→ **REQUIRED WORK**: Copy each line from the records below in which the word "JSON" is found.

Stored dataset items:
________________
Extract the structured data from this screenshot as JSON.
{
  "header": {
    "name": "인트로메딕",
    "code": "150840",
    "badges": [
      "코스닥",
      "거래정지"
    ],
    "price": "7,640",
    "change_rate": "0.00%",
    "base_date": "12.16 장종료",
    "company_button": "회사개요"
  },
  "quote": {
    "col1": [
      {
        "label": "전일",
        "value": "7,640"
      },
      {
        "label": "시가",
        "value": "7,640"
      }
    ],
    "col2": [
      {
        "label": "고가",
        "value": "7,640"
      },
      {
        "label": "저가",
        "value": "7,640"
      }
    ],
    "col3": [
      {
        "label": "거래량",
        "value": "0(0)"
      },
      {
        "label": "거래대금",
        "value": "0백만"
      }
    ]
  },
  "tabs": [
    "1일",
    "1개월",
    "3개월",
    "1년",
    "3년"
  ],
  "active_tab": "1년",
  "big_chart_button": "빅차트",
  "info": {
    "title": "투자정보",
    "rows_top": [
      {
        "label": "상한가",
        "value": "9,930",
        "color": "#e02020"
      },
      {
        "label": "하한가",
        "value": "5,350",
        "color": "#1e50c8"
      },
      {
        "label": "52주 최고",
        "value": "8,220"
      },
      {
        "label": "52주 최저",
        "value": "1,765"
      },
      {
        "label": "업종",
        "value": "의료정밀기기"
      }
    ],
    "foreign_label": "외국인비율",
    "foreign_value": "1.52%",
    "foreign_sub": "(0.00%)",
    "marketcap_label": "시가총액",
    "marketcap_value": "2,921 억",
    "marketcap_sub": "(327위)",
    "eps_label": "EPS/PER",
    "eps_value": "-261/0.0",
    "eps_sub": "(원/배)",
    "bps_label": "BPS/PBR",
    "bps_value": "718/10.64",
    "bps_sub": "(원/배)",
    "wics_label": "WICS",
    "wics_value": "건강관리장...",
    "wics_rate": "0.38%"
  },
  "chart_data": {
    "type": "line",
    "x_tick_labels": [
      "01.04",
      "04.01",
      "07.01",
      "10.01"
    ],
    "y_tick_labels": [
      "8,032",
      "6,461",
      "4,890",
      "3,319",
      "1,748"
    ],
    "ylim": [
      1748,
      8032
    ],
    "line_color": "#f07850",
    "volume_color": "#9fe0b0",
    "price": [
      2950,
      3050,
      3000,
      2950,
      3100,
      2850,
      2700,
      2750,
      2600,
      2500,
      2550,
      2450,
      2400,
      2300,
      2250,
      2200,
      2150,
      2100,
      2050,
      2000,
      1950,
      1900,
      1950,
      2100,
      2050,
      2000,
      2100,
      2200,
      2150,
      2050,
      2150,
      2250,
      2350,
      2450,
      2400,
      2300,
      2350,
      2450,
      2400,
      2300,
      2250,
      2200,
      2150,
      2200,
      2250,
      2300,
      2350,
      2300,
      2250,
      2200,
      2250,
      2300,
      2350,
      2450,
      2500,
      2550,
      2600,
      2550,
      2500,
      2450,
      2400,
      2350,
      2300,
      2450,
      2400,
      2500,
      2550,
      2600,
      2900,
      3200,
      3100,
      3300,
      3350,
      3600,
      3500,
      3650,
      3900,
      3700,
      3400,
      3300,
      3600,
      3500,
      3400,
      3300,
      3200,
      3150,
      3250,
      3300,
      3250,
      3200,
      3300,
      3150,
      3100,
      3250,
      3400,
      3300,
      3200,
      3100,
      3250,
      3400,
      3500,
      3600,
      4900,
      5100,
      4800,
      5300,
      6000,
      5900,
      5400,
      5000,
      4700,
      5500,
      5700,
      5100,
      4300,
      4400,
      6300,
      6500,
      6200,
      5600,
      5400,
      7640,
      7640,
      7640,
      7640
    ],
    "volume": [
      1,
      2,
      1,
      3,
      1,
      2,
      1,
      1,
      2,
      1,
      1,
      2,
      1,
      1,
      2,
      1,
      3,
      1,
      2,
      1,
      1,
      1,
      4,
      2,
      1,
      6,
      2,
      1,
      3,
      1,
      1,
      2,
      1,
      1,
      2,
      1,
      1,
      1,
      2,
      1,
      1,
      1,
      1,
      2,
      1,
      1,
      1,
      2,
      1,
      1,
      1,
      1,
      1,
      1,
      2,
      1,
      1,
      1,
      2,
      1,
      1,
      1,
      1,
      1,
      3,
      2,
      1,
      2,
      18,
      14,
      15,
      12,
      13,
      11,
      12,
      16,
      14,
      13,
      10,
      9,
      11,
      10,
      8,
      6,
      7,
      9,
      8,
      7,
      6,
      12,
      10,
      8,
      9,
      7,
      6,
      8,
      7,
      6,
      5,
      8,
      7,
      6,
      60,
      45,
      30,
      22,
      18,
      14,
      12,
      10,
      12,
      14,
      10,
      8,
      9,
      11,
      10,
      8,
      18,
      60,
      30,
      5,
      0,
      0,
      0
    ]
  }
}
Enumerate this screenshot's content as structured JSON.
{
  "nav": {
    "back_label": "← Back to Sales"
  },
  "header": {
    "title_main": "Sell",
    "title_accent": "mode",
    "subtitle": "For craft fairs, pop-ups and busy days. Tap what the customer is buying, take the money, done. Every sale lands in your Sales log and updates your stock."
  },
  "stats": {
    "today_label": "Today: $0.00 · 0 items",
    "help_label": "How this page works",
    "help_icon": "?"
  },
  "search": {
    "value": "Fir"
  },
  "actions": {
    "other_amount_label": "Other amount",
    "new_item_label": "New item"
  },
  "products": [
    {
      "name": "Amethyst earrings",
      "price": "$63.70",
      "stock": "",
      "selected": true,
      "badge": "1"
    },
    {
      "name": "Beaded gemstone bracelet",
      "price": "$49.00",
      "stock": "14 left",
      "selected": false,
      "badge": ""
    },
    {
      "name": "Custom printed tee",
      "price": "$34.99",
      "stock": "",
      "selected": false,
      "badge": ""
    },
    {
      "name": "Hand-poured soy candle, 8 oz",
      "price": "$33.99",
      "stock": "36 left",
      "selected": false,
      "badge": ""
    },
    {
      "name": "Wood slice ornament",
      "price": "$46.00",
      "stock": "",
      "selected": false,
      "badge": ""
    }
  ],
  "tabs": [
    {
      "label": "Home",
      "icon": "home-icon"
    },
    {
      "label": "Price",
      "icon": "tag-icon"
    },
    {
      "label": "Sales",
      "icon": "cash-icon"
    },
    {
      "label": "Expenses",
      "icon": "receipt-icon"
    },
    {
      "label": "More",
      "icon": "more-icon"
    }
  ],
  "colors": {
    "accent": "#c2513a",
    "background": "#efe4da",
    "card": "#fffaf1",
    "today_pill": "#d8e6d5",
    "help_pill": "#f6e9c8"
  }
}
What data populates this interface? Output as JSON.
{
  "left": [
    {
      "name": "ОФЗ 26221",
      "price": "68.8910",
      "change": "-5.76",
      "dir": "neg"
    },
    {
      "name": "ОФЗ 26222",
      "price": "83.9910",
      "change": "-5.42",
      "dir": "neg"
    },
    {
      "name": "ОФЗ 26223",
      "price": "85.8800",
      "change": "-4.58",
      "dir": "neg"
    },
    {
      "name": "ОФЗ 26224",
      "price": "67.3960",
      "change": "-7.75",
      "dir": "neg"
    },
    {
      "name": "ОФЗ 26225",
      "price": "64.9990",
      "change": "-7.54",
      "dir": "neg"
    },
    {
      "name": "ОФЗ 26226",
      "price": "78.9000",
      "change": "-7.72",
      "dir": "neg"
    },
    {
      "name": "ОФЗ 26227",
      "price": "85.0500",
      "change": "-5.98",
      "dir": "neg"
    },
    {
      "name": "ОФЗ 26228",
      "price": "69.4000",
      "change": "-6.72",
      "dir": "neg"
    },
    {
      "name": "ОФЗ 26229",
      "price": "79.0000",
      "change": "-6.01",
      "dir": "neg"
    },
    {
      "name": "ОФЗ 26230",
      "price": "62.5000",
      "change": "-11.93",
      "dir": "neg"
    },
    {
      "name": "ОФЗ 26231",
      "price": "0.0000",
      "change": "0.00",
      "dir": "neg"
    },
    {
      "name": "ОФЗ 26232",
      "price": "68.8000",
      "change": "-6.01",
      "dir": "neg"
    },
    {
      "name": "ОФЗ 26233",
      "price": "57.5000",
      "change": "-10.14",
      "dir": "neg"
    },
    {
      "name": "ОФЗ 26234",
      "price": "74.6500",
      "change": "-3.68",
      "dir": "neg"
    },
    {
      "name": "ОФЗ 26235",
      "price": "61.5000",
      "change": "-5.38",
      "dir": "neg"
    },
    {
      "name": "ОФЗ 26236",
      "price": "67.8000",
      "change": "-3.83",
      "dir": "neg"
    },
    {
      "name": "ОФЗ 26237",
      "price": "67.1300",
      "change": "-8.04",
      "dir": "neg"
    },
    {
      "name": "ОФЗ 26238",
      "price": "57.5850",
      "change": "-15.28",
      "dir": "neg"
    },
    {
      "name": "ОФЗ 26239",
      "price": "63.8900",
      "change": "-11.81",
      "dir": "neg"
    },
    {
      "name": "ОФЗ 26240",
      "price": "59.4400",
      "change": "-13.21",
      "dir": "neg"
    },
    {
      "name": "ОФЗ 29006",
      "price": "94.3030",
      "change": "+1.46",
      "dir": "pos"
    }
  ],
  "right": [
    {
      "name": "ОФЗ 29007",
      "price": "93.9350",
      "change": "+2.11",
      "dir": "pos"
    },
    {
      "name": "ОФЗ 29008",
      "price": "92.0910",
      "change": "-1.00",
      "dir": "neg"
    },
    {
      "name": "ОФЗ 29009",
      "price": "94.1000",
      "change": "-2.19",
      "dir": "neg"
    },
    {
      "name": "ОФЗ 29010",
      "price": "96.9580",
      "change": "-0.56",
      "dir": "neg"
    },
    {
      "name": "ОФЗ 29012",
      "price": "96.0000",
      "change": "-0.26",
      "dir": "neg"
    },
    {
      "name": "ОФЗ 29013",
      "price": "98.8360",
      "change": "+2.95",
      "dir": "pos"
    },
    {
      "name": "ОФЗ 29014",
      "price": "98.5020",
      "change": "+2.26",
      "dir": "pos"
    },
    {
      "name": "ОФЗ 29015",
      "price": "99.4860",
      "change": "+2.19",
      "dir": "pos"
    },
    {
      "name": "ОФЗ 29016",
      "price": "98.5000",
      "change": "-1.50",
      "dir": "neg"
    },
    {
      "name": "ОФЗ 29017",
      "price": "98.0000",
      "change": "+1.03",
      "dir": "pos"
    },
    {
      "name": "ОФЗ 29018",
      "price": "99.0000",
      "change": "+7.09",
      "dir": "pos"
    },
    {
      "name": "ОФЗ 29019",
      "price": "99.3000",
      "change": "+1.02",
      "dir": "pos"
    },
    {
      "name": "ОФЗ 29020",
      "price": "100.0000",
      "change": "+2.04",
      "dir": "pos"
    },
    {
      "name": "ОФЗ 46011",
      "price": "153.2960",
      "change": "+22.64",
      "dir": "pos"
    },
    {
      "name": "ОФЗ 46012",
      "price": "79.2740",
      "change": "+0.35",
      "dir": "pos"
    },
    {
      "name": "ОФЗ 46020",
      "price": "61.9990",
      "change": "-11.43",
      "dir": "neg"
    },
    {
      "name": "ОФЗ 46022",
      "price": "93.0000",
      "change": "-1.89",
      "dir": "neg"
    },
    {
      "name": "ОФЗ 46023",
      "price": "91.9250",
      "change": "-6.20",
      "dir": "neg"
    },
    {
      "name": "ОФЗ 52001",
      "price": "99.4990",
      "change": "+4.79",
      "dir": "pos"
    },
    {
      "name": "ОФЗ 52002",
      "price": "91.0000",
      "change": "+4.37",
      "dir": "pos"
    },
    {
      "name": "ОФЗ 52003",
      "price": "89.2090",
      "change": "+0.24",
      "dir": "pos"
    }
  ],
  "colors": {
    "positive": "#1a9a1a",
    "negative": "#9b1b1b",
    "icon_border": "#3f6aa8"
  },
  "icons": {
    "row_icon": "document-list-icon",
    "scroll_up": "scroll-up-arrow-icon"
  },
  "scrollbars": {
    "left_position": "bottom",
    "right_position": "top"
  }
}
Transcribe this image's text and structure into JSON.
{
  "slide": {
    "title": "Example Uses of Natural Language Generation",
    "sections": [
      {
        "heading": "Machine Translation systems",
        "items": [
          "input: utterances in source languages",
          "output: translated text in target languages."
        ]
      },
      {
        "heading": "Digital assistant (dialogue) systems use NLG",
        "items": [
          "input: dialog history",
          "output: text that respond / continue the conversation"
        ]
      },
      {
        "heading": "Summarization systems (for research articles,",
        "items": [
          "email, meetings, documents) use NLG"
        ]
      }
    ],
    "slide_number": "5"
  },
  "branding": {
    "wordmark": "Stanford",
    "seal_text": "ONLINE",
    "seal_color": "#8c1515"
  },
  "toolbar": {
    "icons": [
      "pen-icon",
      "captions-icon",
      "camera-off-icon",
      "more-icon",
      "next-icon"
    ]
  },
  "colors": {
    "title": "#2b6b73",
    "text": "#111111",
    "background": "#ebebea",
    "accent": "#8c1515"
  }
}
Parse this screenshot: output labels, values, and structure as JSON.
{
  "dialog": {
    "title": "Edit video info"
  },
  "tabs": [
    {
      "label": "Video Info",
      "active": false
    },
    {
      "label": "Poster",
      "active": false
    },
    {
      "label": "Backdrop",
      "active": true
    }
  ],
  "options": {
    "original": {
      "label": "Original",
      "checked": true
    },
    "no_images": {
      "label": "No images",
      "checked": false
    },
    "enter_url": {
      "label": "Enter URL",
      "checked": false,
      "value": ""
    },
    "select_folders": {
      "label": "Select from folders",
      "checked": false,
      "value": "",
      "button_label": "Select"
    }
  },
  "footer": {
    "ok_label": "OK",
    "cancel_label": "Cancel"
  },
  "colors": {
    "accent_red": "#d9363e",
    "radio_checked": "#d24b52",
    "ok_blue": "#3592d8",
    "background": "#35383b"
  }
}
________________
→ **EXERCISE RESPONSE**:
Extract the structured data from this screenshot as JSON.
Enumerate this screenshot's content as structured JSON.
What data populates this interface? Output as JSON.
Transcribe this image's text and structure into JSON.
Parse this screenshot: output labels, values, and structure as JSON.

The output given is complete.